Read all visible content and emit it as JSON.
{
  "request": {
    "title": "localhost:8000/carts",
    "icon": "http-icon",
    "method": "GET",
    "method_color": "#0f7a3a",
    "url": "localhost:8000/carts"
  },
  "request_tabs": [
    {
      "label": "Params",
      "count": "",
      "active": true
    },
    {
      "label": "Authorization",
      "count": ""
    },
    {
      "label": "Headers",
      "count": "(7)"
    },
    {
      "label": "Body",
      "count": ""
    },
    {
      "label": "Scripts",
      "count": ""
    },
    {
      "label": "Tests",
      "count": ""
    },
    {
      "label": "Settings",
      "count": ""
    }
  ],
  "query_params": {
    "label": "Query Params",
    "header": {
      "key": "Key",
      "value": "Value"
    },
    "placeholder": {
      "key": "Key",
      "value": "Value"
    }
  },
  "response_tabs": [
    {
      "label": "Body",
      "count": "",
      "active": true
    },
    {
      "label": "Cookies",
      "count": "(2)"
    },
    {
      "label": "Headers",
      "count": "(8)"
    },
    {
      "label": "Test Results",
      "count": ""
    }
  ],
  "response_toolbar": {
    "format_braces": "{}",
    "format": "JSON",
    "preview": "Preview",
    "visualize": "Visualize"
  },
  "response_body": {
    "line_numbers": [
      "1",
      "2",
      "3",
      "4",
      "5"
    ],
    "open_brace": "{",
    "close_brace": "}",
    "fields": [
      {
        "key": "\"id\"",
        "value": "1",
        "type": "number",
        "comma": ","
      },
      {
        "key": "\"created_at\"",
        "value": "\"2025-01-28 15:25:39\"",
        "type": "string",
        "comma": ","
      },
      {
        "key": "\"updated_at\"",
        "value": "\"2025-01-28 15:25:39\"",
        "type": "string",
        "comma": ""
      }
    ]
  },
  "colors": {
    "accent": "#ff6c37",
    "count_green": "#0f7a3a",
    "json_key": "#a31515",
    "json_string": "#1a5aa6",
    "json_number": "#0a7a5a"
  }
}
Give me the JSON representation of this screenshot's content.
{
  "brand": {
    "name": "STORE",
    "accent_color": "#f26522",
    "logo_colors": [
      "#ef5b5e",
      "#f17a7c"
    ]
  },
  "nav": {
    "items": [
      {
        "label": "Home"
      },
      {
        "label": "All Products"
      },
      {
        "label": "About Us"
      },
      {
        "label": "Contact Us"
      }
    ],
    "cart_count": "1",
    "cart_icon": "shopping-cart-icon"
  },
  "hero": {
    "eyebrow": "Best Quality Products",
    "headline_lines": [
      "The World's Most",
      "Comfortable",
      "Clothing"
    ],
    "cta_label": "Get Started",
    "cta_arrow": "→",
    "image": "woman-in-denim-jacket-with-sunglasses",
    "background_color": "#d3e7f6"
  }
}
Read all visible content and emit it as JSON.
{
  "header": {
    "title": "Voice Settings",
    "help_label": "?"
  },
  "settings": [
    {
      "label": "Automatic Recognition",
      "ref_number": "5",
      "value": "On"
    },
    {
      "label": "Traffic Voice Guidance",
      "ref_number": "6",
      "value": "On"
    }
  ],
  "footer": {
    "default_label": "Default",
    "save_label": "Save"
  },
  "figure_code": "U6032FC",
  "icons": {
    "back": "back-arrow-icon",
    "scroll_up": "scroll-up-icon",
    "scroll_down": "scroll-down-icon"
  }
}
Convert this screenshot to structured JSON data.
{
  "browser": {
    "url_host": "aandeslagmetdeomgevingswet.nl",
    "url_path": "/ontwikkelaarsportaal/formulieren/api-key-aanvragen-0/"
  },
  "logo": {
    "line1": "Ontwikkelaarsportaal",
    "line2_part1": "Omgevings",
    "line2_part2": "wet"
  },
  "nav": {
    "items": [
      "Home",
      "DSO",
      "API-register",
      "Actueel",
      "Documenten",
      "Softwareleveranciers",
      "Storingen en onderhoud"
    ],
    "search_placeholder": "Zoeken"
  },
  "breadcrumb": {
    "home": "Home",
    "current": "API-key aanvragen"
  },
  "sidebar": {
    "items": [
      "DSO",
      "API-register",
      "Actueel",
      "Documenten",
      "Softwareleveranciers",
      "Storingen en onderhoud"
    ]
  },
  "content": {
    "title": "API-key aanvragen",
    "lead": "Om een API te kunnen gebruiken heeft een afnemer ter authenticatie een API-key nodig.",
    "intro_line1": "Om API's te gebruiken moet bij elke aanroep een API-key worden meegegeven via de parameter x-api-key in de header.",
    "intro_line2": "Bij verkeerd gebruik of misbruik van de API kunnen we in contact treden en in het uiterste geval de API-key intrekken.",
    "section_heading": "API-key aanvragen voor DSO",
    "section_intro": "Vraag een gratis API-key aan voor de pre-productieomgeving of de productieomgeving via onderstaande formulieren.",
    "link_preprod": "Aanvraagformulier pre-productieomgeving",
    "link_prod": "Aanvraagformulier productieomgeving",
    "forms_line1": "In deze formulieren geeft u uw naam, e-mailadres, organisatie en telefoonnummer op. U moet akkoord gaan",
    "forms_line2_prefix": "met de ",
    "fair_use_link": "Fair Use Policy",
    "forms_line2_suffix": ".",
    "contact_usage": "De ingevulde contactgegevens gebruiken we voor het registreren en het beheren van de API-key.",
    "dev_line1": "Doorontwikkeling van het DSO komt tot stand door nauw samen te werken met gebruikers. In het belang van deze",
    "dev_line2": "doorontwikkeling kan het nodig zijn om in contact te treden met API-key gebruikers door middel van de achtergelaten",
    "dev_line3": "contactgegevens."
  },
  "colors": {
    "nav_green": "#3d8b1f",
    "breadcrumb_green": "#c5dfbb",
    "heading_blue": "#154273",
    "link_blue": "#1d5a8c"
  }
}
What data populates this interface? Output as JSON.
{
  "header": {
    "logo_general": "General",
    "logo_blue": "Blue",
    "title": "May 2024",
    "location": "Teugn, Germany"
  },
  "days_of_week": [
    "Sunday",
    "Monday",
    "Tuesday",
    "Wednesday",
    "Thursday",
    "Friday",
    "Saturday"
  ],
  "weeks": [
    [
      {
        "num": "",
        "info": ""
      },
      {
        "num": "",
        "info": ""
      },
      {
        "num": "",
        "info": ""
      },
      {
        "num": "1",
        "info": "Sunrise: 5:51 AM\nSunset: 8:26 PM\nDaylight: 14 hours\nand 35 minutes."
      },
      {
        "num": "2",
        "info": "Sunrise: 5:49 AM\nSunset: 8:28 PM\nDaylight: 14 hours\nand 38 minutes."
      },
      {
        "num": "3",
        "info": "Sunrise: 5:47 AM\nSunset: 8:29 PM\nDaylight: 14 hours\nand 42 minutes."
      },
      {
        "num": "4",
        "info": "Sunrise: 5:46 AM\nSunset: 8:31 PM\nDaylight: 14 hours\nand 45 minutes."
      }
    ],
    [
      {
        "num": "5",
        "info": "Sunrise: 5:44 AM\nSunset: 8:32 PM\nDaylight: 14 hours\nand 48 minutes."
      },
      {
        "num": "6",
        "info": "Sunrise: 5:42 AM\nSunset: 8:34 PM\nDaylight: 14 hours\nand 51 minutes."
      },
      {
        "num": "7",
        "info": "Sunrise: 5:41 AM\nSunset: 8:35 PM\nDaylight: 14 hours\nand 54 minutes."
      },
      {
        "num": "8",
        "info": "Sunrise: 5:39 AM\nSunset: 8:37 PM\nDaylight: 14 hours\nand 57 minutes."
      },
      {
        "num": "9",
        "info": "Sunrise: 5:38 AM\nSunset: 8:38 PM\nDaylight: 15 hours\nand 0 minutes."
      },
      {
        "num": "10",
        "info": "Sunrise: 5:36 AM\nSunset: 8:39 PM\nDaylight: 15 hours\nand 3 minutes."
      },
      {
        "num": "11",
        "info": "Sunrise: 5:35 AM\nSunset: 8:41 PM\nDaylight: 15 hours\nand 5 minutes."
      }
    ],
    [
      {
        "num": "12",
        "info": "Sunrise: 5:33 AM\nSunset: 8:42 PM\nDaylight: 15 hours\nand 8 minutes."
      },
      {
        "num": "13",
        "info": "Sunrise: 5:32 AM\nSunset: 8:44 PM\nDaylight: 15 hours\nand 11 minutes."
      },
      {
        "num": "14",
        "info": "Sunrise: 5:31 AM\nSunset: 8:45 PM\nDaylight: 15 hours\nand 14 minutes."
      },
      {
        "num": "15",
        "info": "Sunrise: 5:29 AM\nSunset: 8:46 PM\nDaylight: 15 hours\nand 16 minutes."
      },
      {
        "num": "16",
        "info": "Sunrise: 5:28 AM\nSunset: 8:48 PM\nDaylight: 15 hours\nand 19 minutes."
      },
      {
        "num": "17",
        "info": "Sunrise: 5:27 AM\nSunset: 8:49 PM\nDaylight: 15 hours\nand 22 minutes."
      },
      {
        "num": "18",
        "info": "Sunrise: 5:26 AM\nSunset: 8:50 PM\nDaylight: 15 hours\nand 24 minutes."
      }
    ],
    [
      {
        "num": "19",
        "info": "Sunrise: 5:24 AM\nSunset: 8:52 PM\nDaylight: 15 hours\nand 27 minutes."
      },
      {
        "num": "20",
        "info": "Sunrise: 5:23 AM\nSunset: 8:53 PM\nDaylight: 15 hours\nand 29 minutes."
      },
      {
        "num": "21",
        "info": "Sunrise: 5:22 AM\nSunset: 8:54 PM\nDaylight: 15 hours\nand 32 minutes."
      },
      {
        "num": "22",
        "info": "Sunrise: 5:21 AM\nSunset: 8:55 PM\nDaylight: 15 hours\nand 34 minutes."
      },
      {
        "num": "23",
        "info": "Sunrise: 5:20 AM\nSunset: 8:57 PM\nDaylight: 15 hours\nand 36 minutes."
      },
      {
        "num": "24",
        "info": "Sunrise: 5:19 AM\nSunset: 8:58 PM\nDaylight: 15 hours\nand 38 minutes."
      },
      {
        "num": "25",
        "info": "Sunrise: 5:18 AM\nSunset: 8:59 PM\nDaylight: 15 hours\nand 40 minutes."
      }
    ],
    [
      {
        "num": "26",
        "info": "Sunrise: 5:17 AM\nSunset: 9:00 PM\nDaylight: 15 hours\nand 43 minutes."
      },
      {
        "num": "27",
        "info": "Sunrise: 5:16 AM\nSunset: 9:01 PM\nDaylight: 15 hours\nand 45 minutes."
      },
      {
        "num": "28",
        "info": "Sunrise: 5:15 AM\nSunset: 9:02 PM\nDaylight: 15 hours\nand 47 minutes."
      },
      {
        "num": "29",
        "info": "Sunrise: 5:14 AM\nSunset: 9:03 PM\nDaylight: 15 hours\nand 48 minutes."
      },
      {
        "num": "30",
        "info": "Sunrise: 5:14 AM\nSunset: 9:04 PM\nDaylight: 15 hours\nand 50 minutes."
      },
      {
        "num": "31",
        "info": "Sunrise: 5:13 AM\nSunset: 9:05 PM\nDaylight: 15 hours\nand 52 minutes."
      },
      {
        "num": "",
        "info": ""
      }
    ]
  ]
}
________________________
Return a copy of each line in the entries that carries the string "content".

# Answer area
Read all visible content and emit it as JSON.
Give me the JSON representation of this screenshot's content.
Read all visible content and emit it as JSON.
  "content": {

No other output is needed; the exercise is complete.